Through its Trees for Neighborhoods program, the group gives trees to communities in need for planting. The nonprofit put around 26,000 trees in the ground last year, Ward says, and the goal in the next decade is to increase that to 100,000 trees a year.
There are multiple tree-planting initiatives currently at play in Houston, which will be covered in more depth in an upcoming Urban Edge post. One ambitious example comes from Houston’s Climate Action Plan, in which the city set a goal of planting 4.6 million new trees by the end of the decade. More than 700,000 were planted from 2019–2020, and another 377,000 plantings are projected this year.
But where will all of those trees be planted? Answering that question gets trickier in the most densely populated areas of the city, such as Gulfton, Westwood and Mid-West, where multi-family units comprise most of the housing, and a significant share of residents live below the poverty line. Many neighborhoods in these communities fall far short of the tree canopy goals set by American Forests. (These goals are the percentage of tree canopy recommended for a particular area based on “natural biome and population density.”) With block after block of large portions of these neighborhoods covered by sprawling, 1970s-era apartment complexes and their vast parking lots, there’s little room for trees.
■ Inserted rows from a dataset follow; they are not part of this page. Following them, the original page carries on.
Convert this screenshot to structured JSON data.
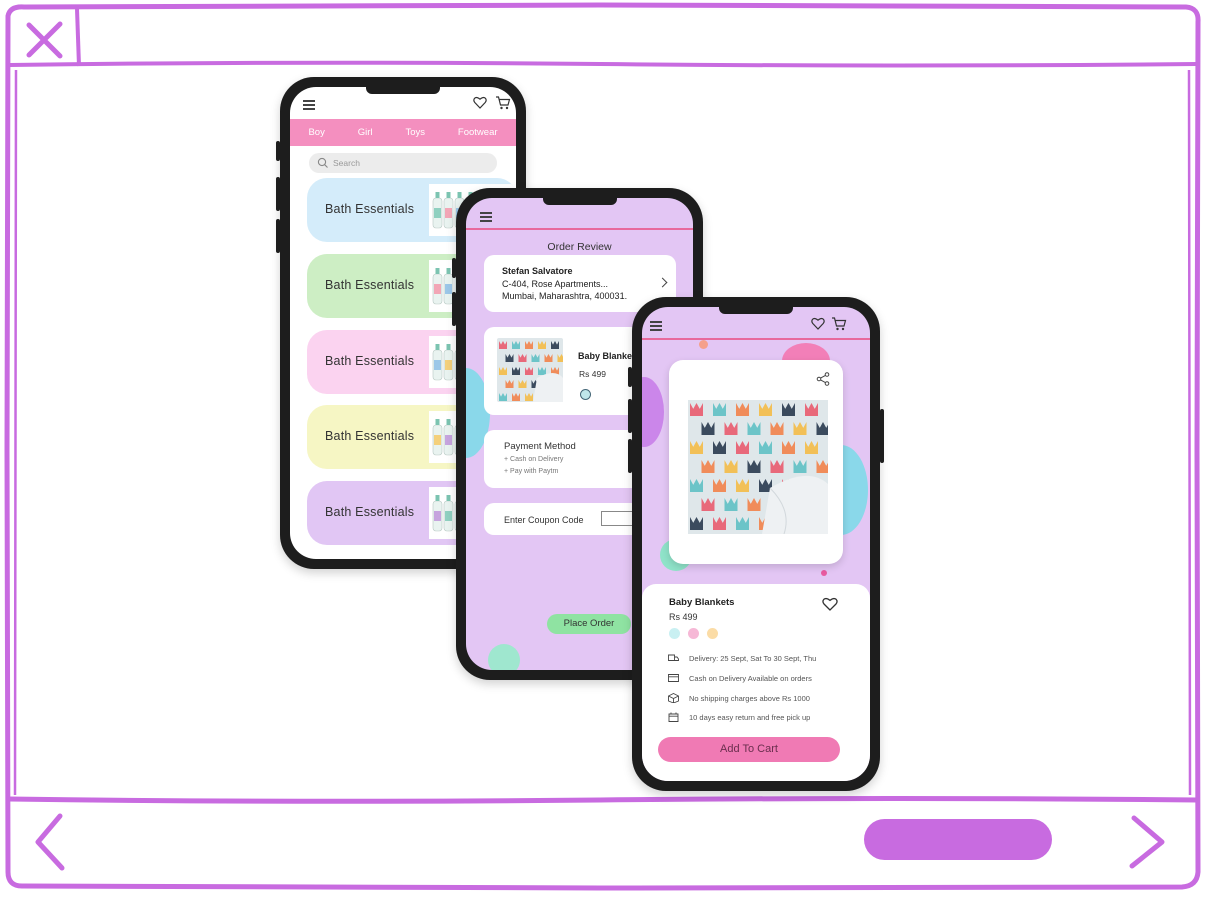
{
  "colors": {
    "frame": "#c86be0",
    "accent_pink": "#f48fbf",
    "screen_lavender": "#e3c6f4",
    "place_order_green": "#8fe3a2",
    "add_to_cart_pink": "#f07ab4"
  },
  "browser": {
    "close_icon": "close-icon",
    "back_icon": "chevron-left-icon",
    "forward_icon": "chevron-right-icon"
  },
  "phone1": {
    "tabs": [
      "Boy",
      "Girl",
      "Toys",
      "Footwear"
    ],
    "search_placeholder": "Search",
    "categories": [
      {
        "label": "Bath Essentials",
        "color": "#d4ecfa"
      },
      {
        "label": "Bath Essentials",
        "color": "#cdeec4"
      },
      {
        "label": "Bath Essentials",
        "color": "#fbd3f0"
      },
      {
        "label": "Bath Essentials",
        "color": "#f6f6c4"
      },
      {
        "label": "Bath Essentials",
        "color": "#e1c6f4"
      }
    ]
  },
  "phone2": {
    "title": "Order Review",
    "address": {
      "name": "Stefan Salvatore",
      "line1": "C-404, Rose Apartments...",
      "line2": "Mumbai, Maharashtra, 400031."
    },
    "item": {
      "name": "Baby Blankets",
      "price": "Rs 499"
    },
    "payment": {
      "title": "Payment Method",
      "options": [
        "+ Cash on Delivery",
        "+ Pay with Paytm"
      ]
    },
    "coupon_label": "Enter Coupon Code",
    "place_order_label": "Place Order"
  },
  "phone3": {
    "product_name": "Baby Blankets",
    "price": "Rs 499",
    "swatches": [
      "#c9f0f2",
      "#f6b8d6",
      "#fbdca6"
    ],
    "info": [
      {
        "icon": "truck-icon",
        "text": "Delivery: 25 Sept, Sat To 30 Sept, Thu"
      },
      {
        "icon": "card-icon",
        "text": "Cash on Delivery Available on orders"
      },
      {
        "icon": "box-icon",
        "text": "No shipping charges above Rs 1000"
      },
      {
        "icon": "calendar-icon",
        "text": "10 days easy return and free pick up"
      }
    ],
    "add_to_cart_label": "Add To Cart"
  }
}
When they were built, green space was not a priority for the developers or the city planners who designed the streets.
“The traffic engineers two or three generations ago believed that any space not devoted to getting a car to go faster was wasted space,” Ward says.
One of the challenges of urban densification in places where space is used more efficiently, whether it be in Hong Kong, San Francisco or Gulfton, is where to plant the trees. In Houston neighborhoods, Ward says, “the immediate solution is to put them in the esplanades in the middle of the street, and anywhere you can in the strip of grass between the sidewalk and the street, if there’s enough room. That’s the first thing you do.”
Through what is called its Linear Forests Initiative, the city is expected to create a plan to reforest esplanades across Houston. And according to the Climate Action Plan, tree-planting through the program will be prioritized in underserved communities.
Maybe it’s possible that one day there will be canopy-covered esplanades as beautiful as those in Broadacres throughout the city. If so, it’ll mean increased access to shade, as well as backdrops for photo shoots, for more Houstonians.